People with schizoaffective disorder, a serious mental disorder that can involve psychotic breaks from reality and wide mood swings, often must take a cocktail of medications that produce many side effects. Patients sometimes have trouble accepting a lifetime of heavy medication, and Raff would go through cycles getting stable, seeming to stay on his medicines, then falling away and returning to illness and psychiatric facilities, his father said.
Several months ago, Garold Raff purchased a home in Felton where his son was living. Raff liked the Bay Area he disliked Southern California and he held many jobs while living here. Early on, he worked for a landscaping company as an installer, his father said, laboring 10 hours a day four days a week. But then the company upped his 10-hour days to five.
"He burned out," his father said.
As time went on, his illness became more severe, his father said. About a month ago, Raff attempted suicide, was taken to a hospital emergency room and later placed in a locked psychiatric ward. It was his second attempt in a year. The first had taken place in Southern California, according to his father.
After becoming stable, he was transferred to La Selva. He was allowed to sign out to take a walk on the street for a short period of time.
But the overall restrictions on his life because of his illness were sometimes frustrating, his father said.
"Every now and then he was disgusted and excitable about the circumstances he was living in," his father said.
Since his son entered La Selva, Garold Raff said he only had a few passing conversations with staff. But he had a feeling that his son's mental state was unraveling again.
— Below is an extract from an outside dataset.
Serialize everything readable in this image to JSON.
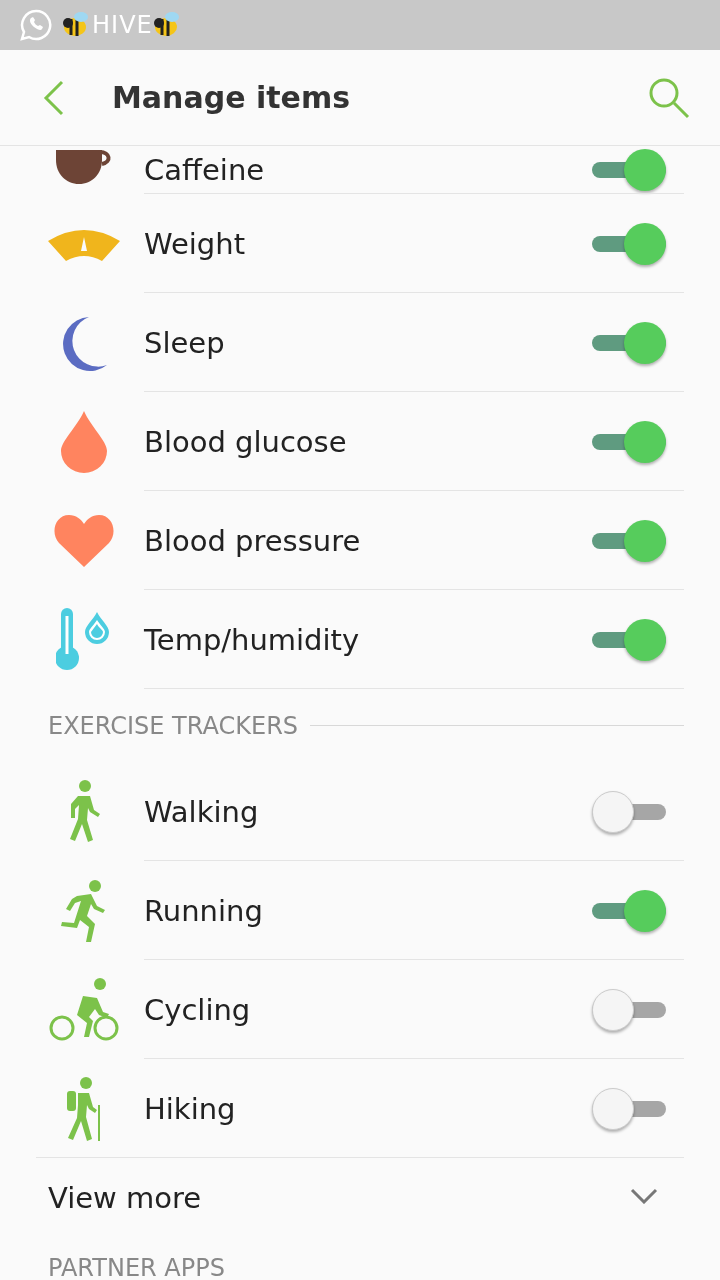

"I didn't sense that things were going right; I wanted to talk to them. I was trying to find out what they do. I was getting nervous," Garold Raff said. "It was the same feeling of 'I don't know where this is going' sort of thing. The system just leaks away."
As an adult, Raff was protected by privacy laws that often left his parents outside of the circle of his care, his father said. There were "huge gaps" in his son's treatment, and overall, Garold Raff found the profession of psychiatric care to be "erratic as hell."
"I know it's not an exacting profession; it's sort of a fishing expedition," he said.
"I never felt that the system allowed me to receive adequate information to feel comfortable with his conditions," he said.
When asked Monday if anyone at La Selva had reached out to him since his son's death, Garold Raff was silent for a long time so long that it seemed as though the phone line had disconnected.
"I'm stunned," he said, pausing again. "No, I haven't heard from them."
Michael Hayes director of development and communications for the Momentum For Mental Health, the nonprofit parent organization to La Selva Group said in an email on Monday that the organization could not comment to the public on details related to the incident.
"As you can imagine there is much sensitivity around this topic and really no ability to elaborate given this is still an open investigation," he wrote.
Momentum released a statement Monday morning that read in part: "Our residential program ... is a Transitional Residential program. It is fully licensed by the State of California Department of Social Services and Department of Health since 1979.
"This program is staffed by over a dozen mental health professionals including psychiatrists, psychologists, nursing staff and experienced clinicians who usually work with 12 residents at a time."
Garold Raff said he holds a picture in his mind of his son before the illness robbed him of his life.
"He was really a handsome kid blue eyes, blonde hair and a great smile," he said.